Hounsou's co-starring role in "Eragon" (2006), an epic fantasy about a young boy (Ed Speleers) who finds a dragon hatchling which thrusts him into a world of magic and power, came and went without much fanfare. Hounsou went on to enjoy a moderate box office hit with "Never Back Down" (2006), a clichéd actioner where he was well-cast as a martial arts instructor who provides a strong moral voice to a hot-headed teenager (Sean Faris). Off-screen Hounsou was garnering his first real tabloid headlines when he began to romance Kimora Lee Simmons, ex-wife of hip-hop impresario Russell Simmons, and, herself, a successful CEO of Baby Phat Fashions.

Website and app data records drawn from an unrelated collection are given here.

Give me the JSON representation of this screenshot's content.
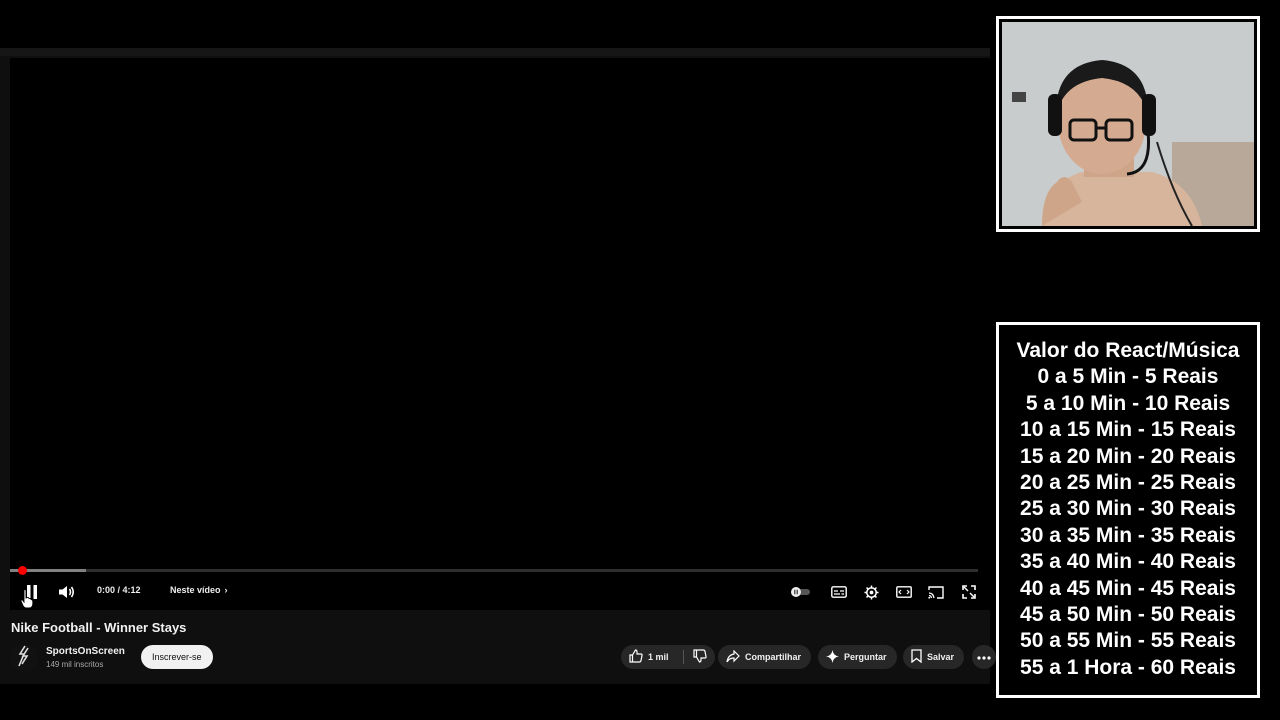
{
  "player": {
    "time_display": "0:00 / 4:12",
    "chapter_label": "Neste vídeo",
    "progress_fraction": 0.0,
    "buffered_fraction": 0.078,
    "accent_color": "#ff0000",
    "icons": {
      "play_pause": "pause-icon",
      "volume": "volume-icon",
      "autoplay": "autoplay-toggle-icon",
      "captions": "captions-icon",
      "settings": "gear-icon",
      "theater": "theater-mode-icon",
      "cast": "cast-icon",
      "fullscreen": "fullscreen-icon"
    }
  },
  "video": {
    "title": "Nike Football - Winner Stays"
  },
  "channel": {
    "name": "SportsOnScreen",
    "subscribers": "149 mil inscritos",
    "subscribe_label": "Inscrever-se"
  },
  "actions": {
    "like_count": "1 mil",
    "share_label": "Compartilhar",
    "ask_label": "Perguntar",
    "save_label": "Salvar"
  },
  "price_table": {
    "lines": [
      "Valor do React/Música",
      "0 a 5 Min - 5 Reais",
      "5 a 10 Min - 10 Reais",
      "10 a 15 Min - 15 Reais",
      "15 a 20 Min - 20 Reais",
      "20 a 25 Min - 25 Reais",
      "25 a 30 Min - 30 Reais",
      "30 a 35 Min - 35 Reais",
      "35 a 40 Min - 40 Reais",
      "40 a 45 Min - 45 Reais",
      "45 a 50 Min - 50 Reais",
      "50 a 55 Min - 55 Reais",
      "55 a 1 Hora - 60 Reais"
    ]
  }
}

In a rare villainous role, Hounsou co-starred in the 2009 sci-fi thriller "Push" as a government intelligence agent who subjects unwilling participants to scientific experiments. Hounsou's talent was much better showcased, however, in Julie Taymor's 2009 film adaptation of Shakespeare's "The Tempest." As Caliban, Hounsou held his own opposite stage veteran Helen Mirren's Prospera, and reinforced his potential as a leading man in high quality, artful filmmaking.